Campaigning for the U.S. Senate, Republican Tommy Thompson called himself the "mastermind" of Medicare Part D, which he pushed while serving as secretary of the U.S. Department of Health and Human Services.
On Oct. 18, 2012, in the second of three debates with Tammy Baldwin, Thompson again took credit for the program and criticized the Democratic congresswoman for voting against it.
But he rejected an accusation by Baldwin that he was responsible for one controversial provision.
A provision known as "non-interference" -- prohibiting the government from negotiating with drug makers over drug prices -- was first proposed in 1999 by Democrats, notably President Bill Clinton, Thompson claimed.
And Thompson said it was Congress that inserted a non-interference clause in the Medicare Part D legislation he pushed, which became law in 2003.
"I had nothing to do with it," Thompson said.
Baldwin shot back: "You were the quarterback and the mastermind of Medicare Part D, but you had nothing to do with it?"
Baldwin has repeatedly attacked Thompson over the non-interference provision and did so again in the pair’s third and final debate a week later. She calls it a "sweetheart deal" for drug companies, saying the government can’t use its bargaining power to try and obtain lower drug prices -- although others counter that competition among private insurers in Part D has led to lower prices.

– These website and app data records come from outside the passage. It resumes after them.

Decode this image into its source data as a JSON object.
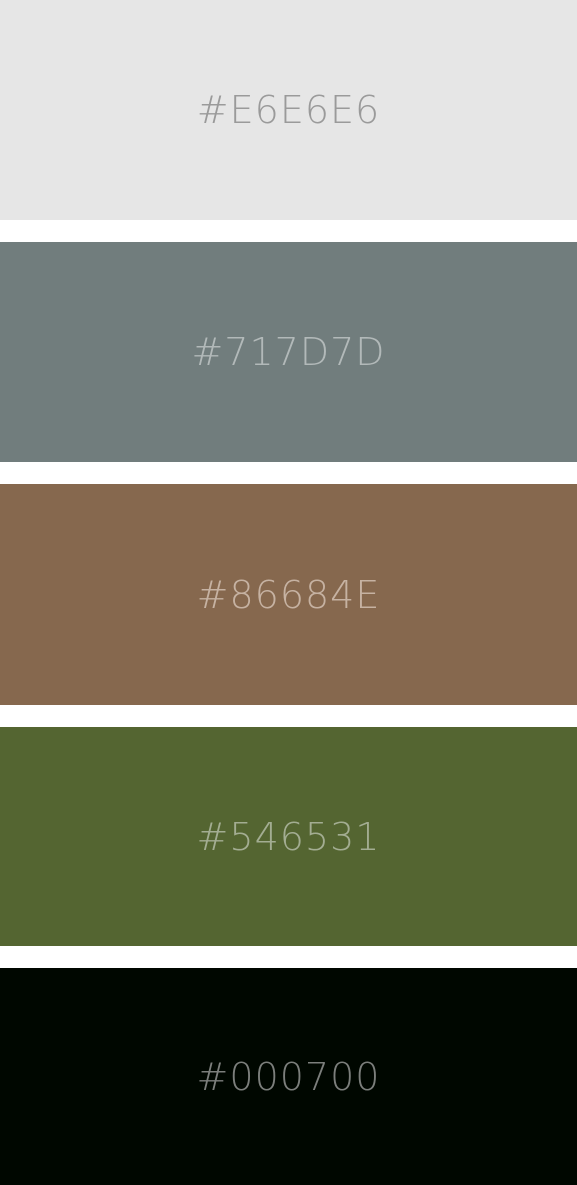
{
  "swatches": [
    {
      "hex_label": "#E6E6E6",
      "color": "#E6E6E6",
      "text_color": "#9A9A9A"
    },
    {
      "hex_label": "#717D7D",
      "color": "#717D7D",
      "text_color": "#B2B9B9"
    },
    {
      "hex_label": "#86684E",
      "color": "#86684E",
      "text_color": "#C6B2A2"
    },
    {
      "hex_label": "#546531",
      "color": "#546531",
      "text_color": "#A3AD92"
    },
    {
      "hex_label": "#000700",
      "color": "#000700",
      "text_color": "#7C7F7C"
    }
  ]
}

We’ve rated True a claim by Baldwin that the Part D law, "adopted under Thompson’s watch," bars the government from negotiating for "better prices" on prescription drugs. At the time, six weeks before the second debate with Baldwin, Thompson’s campaign said nothing about the non-interference clause being the Democrats’ doing.
That’s a different claim.
Let’s check it out.
Medicare Part D is an optional insurance program for prescription drugs for people on Medicare. A key feature is that private insurance companies offer a variety of plans and beneficiaries choose the plan that's best for them. The government subsidizes the program but does not run it.
Medical Part D was created by the Medicare Modernization Act, which also made other changes to Medicare. It was proposed by President George W. Bush, and Thompson was the administration’s point man on lobbying Congress to create it.
When we asked for evidence to back Thompson’s claim that others were responsible for non-interference, his campaign did not respond. But Thompson expounded on his claim both in the second and third debates and in a meeting with Milwaukee Journal Sentinel editors and reporters on the day of the second debate.
Thompson said non-interference was first introduced by Clinton and Democratic congressional leaders in a Medicare Part D proposal in 1999, which did not become law.
Thompson also maintained that when the Bush administration proposed Part D, it contained only general principles. He said non-interference became part of the law only after it was introduced by then-Rep. Bill Thomas, R-Calif., and Sen. Max Baucus, D-Mont.
"I had nothing to do with it, never had a sweetheart deal with anybody," he told the Journal Sentinel.
The Clinton Part D proposal did, as Thompson said, include a non-interference clause. But the language differs from that in the Medicare Part D that later became law under Bush.
Under the Clinton proposal, pharmacy benefit managers would have negotiated on behalf of the federal government with drug manufacturers, said Edwin Park, vice president for health policy at the left-leaning Center on Budget and Policy Priorities.
But in Bush’s Part D, the government can’t negotiate at all, leaving negotiation up to the individual insurance plans.
Park agreed with Thompson that Bush’s Part D proposal was a set of principles and not legislation. But while Democrat Baucus was very involved in the Part D legislation, Republicans controlled both the Senate and the House, Park noted.
As for Thompson’s claim that he had "nothing to do" with the non-interference clause that ended up in the law, that didn’t wash with Park or other experts we interviewed.
"Any time Congress is involved in major legislation, the administration is heavily involved," said Park.
Grace-Marie Turner, president of the Galen Institute, a think tank that promotes free market principles in health care, said the Bush administration clearly supported non-interference to promote competition among private insurers and keep the government out of setting drug prices.
"It’s really the key element to allowing this competitive marketplace to work," said Turner, who noted that Medicare Part D has cost less than was anticipated by the nonpartisan Congressional Budget Office.
Indeed, in 2007, when Democrats pushed legislation to repeal non-interference, Bush threatened a veto, arguing that competition among insurers was resulting in lower drug prices.
Thompson said Democrats first proposed prohibiting the government from negotiating prices for prescription drugs in Medicare Part D and he "had nothing to do with" that provision in the final law.
Democrats did introduce a version of the so-called non-interference provision, but it didn’t go as far as the provision that became law under Bush. Moreover, Thompson was the point man on Medicare Part D for the Bush administration, which supported non-interference.
We rate Thompson’s statement Mostly False.